Hedging against disruptions with ripple effects in location analysis
AbstractSupply systems are subject to disruptions whose impact may not remain confined, but might actually propagate across the network. We consider the problem of optimally protecting a capacitated median system with a limited amount of protective resources subject to disruptions. Specifically, the type of disruption studied is characterized by correlation effects between the facilities, and may result in partial or complete disruption of the facilities involved. The model optimizes protection plans in the face of large area disruptions; i.e., disruptions that affect regions rather than single elements of the system. Examples may be earthquakes, storms, floods, fires, hurricanes, droughts, the spread of diseases, the spread of chemical agents, and cascading failures. The model is also a general framework for the family of fortification problems in the context of location analysis, as it includes uncapacitated facilities and single-target disruptions as special cases. We provide a tri-level formulation of the problem, and we propose an exact solution algorithm which makes use of a tree-search procedure to identify which facilities to protect. The procedure is enhanced by a dual-based pruning rule. The underlying disruption problem is reformulated as a single-level mixed-integer program. The algorithm has been tested on a dataset based on the 2009 L'Aquila earthquake. We verify empirically the efficiency of the pruning rule, and we provide an evaluation of the importance of considering propagation effects in the disruptions.
Download InfoIf you experience problems downloading a file, check if you have the proper application to view it first. In case of further problems read the IDEAS help page. Note that these files are not on the IDEAS site. Please be patient as the files may be large.
As the access to this document is restricted, you may want to look for a different version under "Related research" (further below) or search for a different version of it.
Bibliographic InfoArticle provided by Elsevier in its journal Omega.
Volume (Year): 40 (2012)
Issue (Month): 1 (January)
Contact details of provider:
Web page: http://www.elsevier.com/wps/find/journaldescription.cws_home/375/description#description
You can help add them by filling out this form.
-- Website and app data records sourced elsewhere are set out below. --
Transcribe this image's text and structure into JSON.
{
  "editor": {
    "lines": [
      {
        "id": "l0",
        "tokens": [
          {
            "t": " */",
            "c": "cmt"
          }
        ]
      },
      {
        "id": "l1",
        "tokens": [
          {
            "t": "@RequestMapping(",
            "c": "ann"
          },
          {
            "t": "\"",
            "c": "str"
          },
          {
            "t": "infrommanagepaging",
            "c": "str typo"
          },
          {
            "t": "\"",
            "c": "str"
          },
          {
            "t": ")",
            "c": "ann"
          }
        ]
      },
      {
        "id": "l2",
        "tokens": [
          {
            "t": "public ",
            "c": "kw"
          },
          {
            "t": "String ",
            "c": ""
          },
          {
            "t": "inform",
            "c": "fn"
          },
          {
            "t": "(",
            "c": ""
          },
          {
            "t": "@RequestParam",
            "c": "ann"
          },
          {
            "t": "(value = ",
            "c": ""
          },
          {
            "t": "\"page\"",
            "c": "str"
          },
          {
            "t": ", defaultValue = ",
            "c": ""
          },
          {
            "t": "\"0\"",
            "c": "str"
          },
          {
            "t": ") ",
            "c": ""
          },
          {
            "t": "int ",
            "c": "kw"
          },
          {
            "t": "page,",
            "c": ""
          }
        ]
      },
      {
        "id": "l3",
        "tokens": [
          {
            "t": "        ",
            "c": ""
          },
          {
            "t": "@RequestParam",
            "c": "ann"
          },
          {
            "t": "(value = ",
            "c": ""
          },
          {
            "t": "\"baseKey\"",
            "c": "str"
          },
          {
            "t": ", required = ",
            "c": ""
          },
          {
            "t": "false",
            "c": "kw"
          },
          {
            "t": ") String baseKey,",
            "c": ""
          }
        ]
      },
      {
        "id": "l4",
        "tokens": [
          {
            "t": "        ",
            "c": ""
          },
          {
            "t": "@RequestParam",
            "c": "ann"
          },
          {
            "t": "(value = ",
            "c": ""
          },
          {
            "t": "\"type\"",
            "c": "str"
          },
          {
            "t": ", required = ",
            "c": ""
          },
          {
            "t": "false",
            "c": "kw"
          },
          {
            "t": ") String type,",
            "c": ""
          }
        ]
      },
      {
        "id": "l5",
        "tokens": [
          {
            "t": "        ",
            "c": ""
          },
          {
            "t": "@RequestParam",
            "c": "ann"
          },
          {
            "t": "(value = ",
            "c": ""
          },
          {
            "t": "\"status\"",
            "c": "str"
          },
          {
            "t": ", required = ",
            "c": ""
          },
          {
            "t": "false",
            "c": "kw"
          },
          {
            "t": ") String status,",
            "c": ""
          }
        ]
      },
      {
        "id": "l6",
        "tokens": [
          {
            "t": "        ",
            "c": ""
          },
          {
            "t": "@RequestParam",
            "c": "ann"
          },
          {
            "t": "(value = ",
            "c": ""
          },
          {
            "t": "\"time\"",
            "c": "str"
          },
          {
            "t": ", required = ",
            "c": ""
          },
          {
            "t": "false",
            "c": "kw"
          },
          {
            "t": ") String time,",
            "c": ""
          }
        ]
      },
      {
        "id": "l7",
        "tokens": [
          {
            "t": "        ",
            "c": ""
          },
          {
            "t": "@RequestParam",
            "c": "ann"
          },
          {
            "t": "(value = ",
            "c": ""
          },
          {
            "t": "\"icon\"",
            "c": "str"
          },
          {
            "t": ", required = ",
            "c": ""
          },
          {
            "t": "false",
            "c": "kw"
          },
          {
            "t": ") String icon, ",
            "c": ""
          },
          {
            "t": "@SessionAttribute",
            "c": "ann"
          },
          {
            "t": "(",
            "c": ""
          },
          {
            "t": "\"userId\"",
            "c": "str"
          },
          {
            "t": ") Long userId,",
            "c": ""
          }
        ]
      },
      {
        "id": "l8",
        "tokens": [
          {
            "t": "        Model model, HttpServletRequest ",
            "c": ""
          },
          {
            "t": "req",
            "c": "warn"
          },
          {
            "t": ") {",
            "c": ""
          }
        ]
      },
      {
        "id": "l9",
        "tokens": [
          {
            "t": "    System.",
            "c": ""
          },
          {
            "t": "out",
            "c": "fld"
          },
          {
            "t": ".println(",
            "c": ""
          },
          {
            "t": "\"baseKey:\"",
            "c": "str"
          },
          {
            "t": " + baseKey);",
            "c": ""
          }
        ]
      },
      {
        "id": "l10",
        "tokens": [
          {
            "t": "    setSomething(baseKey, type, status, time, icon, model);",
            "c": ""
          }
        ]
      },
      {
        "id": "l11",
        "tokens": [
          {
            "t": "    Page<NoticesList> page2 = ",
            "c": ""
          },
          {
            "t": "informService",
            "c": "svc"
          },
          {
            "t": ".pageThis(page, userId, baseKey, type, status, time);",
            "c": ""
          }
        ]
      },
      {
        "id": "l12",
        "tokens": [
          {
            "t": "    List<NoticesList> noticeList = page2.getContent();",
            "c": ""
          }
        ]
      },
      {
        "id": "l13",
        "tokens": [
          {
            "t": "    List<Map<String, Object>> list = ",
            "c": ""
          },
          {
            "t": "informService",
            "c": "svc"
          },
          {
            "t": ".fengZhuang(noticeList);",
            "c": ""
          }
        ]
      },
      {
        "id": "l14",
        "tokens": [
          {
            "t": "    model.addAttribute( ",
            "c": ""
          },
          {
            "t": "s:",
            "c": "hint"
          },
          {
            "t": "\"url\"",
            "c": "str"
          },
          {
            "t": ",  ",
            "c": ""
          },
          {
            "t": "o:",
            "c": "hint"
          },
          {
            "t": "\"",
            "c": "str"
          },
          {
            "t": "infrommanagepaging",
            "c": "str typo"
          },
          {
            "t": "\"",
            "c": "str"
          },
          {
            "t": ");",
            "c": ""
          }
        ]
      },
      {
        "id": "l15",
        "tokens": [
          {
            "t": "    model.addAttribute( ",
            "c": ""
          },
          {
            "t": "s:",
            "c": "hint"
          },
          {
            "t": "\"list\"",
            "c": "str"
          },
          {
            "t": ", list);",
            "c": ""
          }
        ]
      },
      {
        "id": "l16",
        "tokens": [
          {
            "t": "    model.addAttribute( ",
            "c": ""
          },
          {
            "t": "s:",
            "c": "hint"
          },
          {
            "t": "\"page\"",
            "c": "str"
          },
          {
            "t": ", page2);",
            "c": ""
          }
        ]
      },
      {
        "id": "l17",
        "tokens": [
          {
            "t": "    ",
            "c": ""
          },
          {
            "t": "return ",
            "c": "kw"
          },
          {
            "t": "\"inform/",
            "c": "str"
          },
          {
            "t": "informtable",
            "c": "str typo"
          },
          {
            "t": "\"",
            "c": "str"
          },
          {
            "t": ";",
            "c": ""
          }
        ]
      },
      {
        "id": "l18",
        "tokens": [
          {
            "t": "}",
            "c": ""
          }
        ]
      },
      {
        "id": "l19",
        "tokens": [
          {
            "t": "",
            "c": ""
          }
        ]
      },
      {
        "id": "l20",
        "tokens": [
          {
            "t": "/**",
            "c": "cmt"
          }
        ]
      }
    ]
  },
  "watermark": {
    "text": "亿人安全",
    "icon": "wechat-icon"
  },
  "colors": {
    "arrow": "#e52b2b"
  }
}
reading list or among the top items on IDEAS.Access and download statisticsgeneral information about how to correct material in RePEc.
For technical questions regarding this item, or to correct its authors, title, abstract, bibliographic or download information, contact: (Wendy Shamier).
If you have authored this item and are not yet registered with RePEc, we encourage you to do it here. This allows to link your profile to this item. It also allows you to accept potential citations to this item that we are uncertain about.
If references are entirely missing, you can add them using this form.
If the full references list an item that is present in RePEc, but the system did not link to it, you can help with this form.
If you know of missing items citing this one, you can help us creating those links by adding the relevant references in the same way as above, for each refering item. If you are a registered author of this item, you may also want to check the "citations" tab in your profile, as there may be some citations waiting for confirmation.
Please note that corrections may take a couple of weeks to filter through the various RePEc services.